▸ **INSTRUCTIONS FOR THE TASK**
I would like the number of lines in the data that contain the word "yasaktır". Please give that number alone.

▸ **TASK INPUTS**

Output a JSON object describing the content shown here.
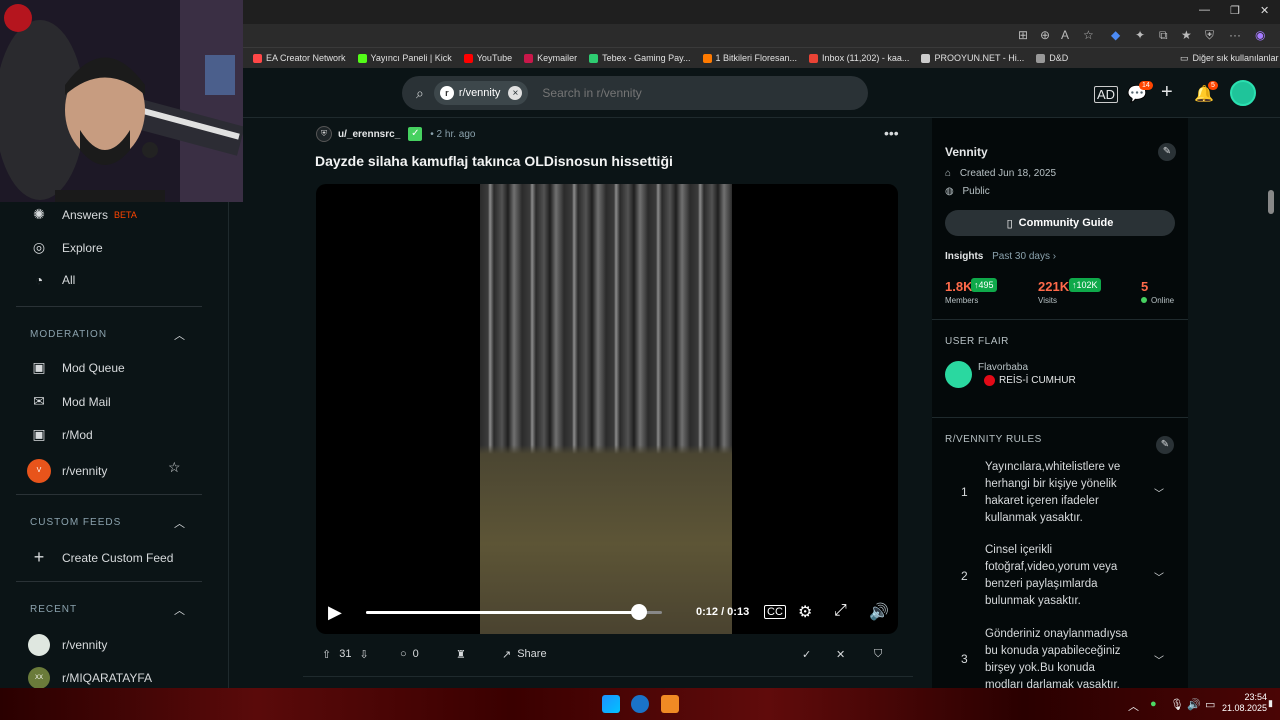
{
  "browser": {
    "bookmarks": [
      {
        "label": "EA Creator Network",
        "color": "#ff4747"
      },
      {
        "label": "Yayıncı Paneli | Kick",
        "color": "#53fc18"
      },
      {
        "label": "YouTube",
        "color": "#ff0000"
      },
      {
        "label": "Keymailer",
        "color": "#c9184a"
      },
      {
        "label": "Tebex - Gaming Pay...",
        "color": "#2ecc71"
      },
      {
        "label": "1 Bitkileri Floresan...",
        "color": "#ff7a00"
      },
      {
        "label": "Inbox (11,202) - kaa...",
        "color": "#ea4335"
      },
      {
        "label": "PROOYUN.NET - Hi...",
        "color": "#cccccc"
      },
      {
        "label": "D&D",
        "color": "#999999"
      }
    ],
    "other_bookmarks": "Diğer sık kullanılanlar"
  },
  "header": {
    "subreddit_chip": "r/vennity",
    "search_placeholder": "Search in r/vennity",
    "chat_badge": "14",
    "notif_badge": "5"
  },
  "sidebar": {
    "top_items": [
      {
        "label": "Answers",
        "badge": "BETA",
        "icon": "answers-icon"
      },
      {
        "label": "Explore",
        "icon": "explore-icon"
      },
      {
        "label": "All",
        "icon": "all-icon"
      }
    ],
    "moderation_title": "MODERATION",
    "moderation_items": [
      {
        "label": "Mod Queue",
        "icon": "mod-queue-icon"
      },
      {
        "label": "Mod Mail",
        "icon": "mod-mail-icon"
      },
      {
        "label": "r/Mod",
        "icon": "r-mod-icon"
      },
      {
        "label": "r/vennity",
        "icon": "vennity-avatar"
      }
    ],
    "custom_feeds_title": "CUSTOM FEEDS",
    "create_custom_feed": "Create Custom Feed",
    "recent_title": "RECENT",
    "recent_items": [
      {
        "label": "r/vennity"
      },
      {
        "label": "r/MIQARATAYFA"
      }
    ]
  },
  "post": {
    "author": "u/_erennsrc_",
    "time": "• 2 hr. ago",
    "title": "Dayzde silaha kamuflaj takınca OLDisnosun hissettiği",
    "video": {
      "time_display": "0:12 / 0:13",
      "progress": 0.923
    },
    "upvotes": "31",
    "comments": "0",
    "share_label": "Share"
  },
  "right_sidebar": {
    "community_name": "Vennity",
    "created": "Created Jun 18, 2025",
    "visibility": "Public",
    "community_guide": "Community Guide",
    "insights_label": "Insights",
    "insights_period": "Past 30 days",
    "stats": [
      {
        "value": "1.8K",
        "badge": "↑495",
        "label": "Members"
      },
      {
        "value": "221K",
        "badge": "↑102K",
        "label": "Visits"
      },
      {
        "value": "5",
        "label": "Online"
      }
    ],
    "user_flair_title": "USER FLAIR",
    "flair_user": "Flavorbaba",
    "flair_text": "REİS-İ CUMHUR",
    "rules_title": "R/VENNITY RULES",
    "rules": [
      {
        "num": "1",
        "text": "Yayıncılara,whitelistlere ve herhangi bir kişiye yönelik hakaret içeren ifadeler kullanmak yasaktır."
      },
      {
        "num": "2",
        "text": "Cinsel içerikli fotoğraf,video,yorum veya benzeri paylaşımlarda bulunmak yasaktır."
      },
      {
        "num": "3",
        "text": "Gönderiniz onaylanmadıysa bu konuda yapabileceğiniz birşey yok.Bu konuda modları darlamak yasaktır."
      }
    ]
  },
  "taskbar": {
    "time": "23:54",
    "date": "21.08.2025"
  }
}
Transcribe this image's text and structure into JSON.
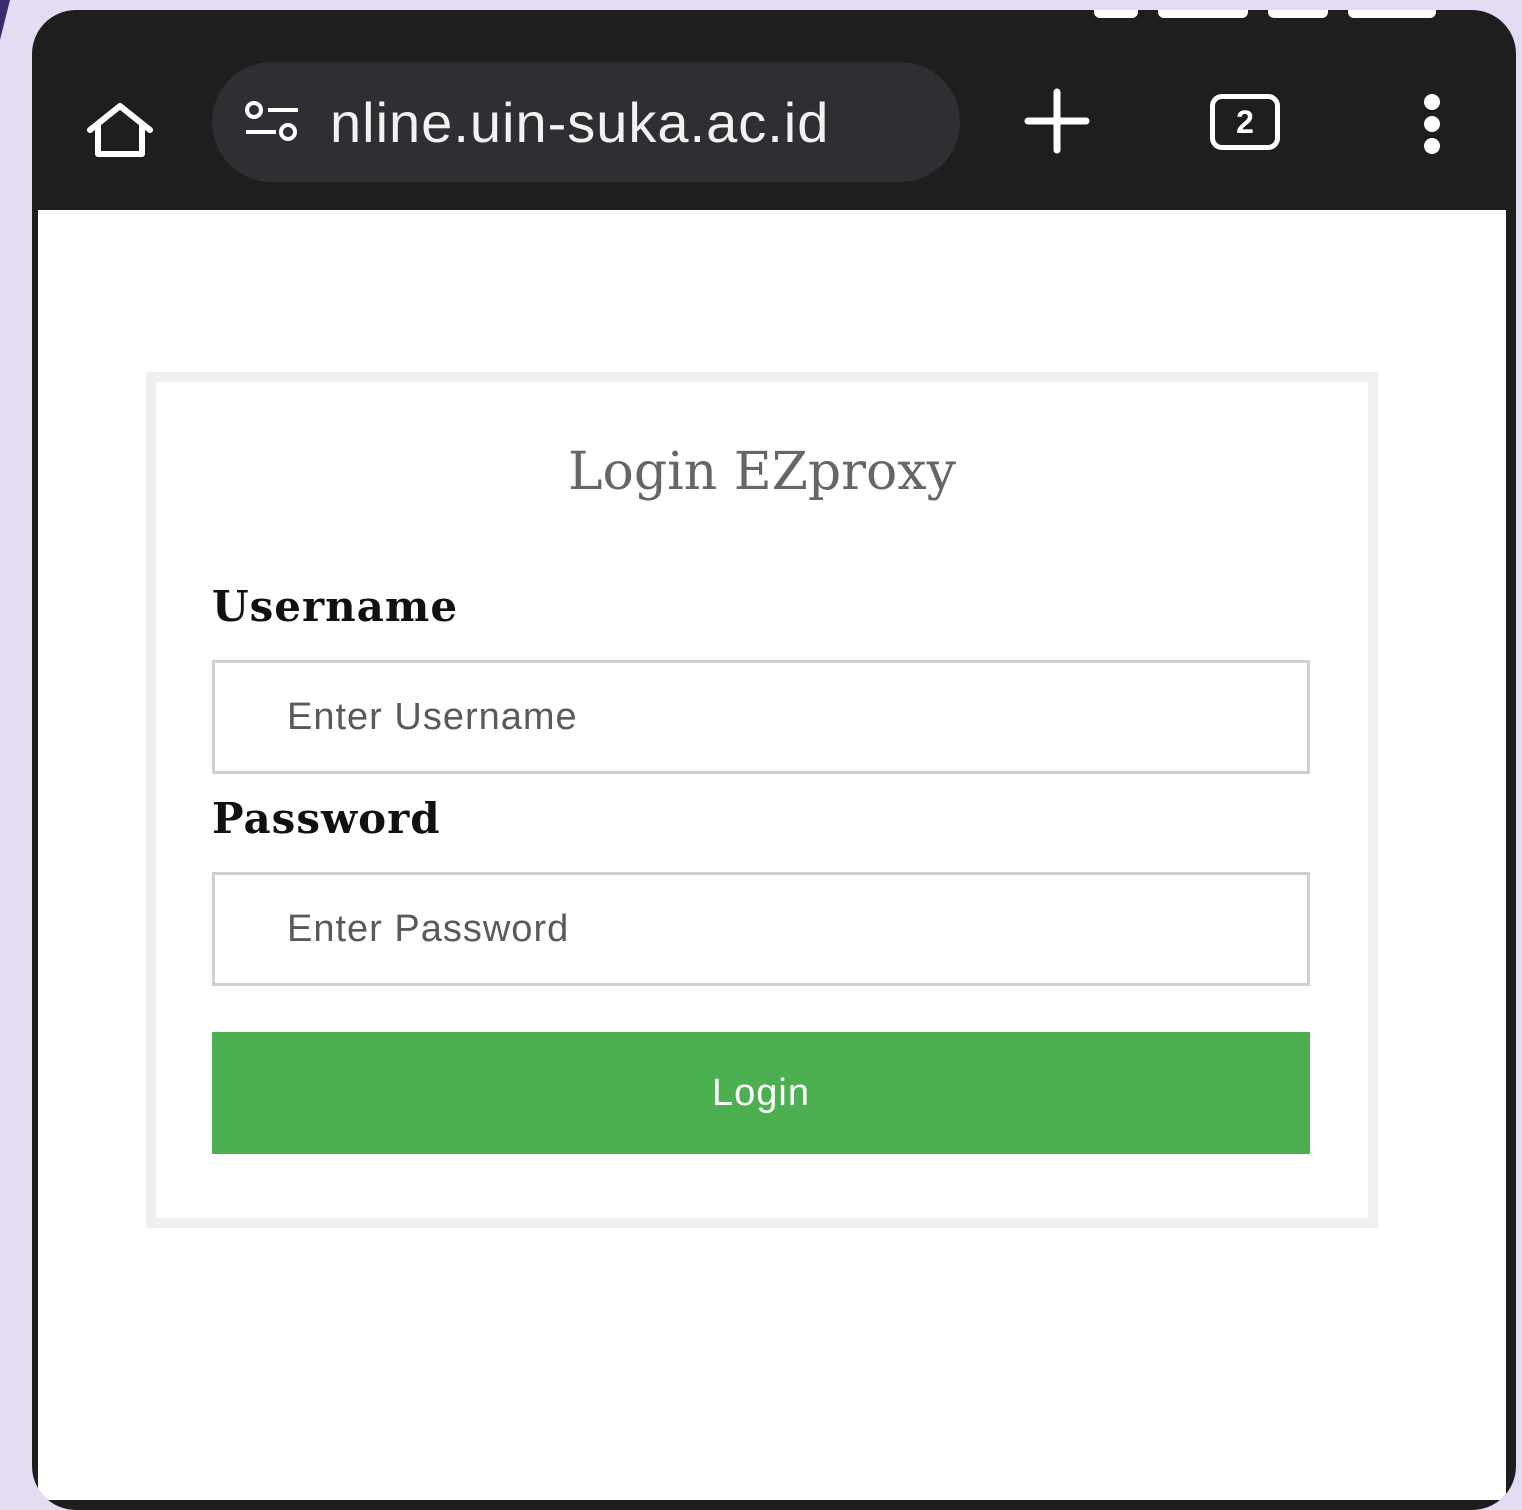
{
  "browser": {
    "url": "nline.uin-suka.ac.id",
    "tab_count": "2",
    "icons": {
      "home": "home-icon",
      "site_settings": "tune-icon",
      "new_tab": "plus-icon",
      "tabs": "tab-switcher-icon",
      "menu": "more-vert-icon"
    }
  },
  "form": {
    "title": "Login EZproxy",
    "username_label": "Username",
    "username_placeholder": "Enter Username",
    "password_label": "Password",
    "password_placeholder": "Enter Password",
    "submit_label": "Login"
  },
  "colors": {
    "toolbar_bg": "#1e1e1e",
    "url_pill_bg": "#2f2f33",
    "button_green": "#4caf50",
    "page_bg": "#e4dcf3"
  }
}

▸ **FINISHED TASK**
3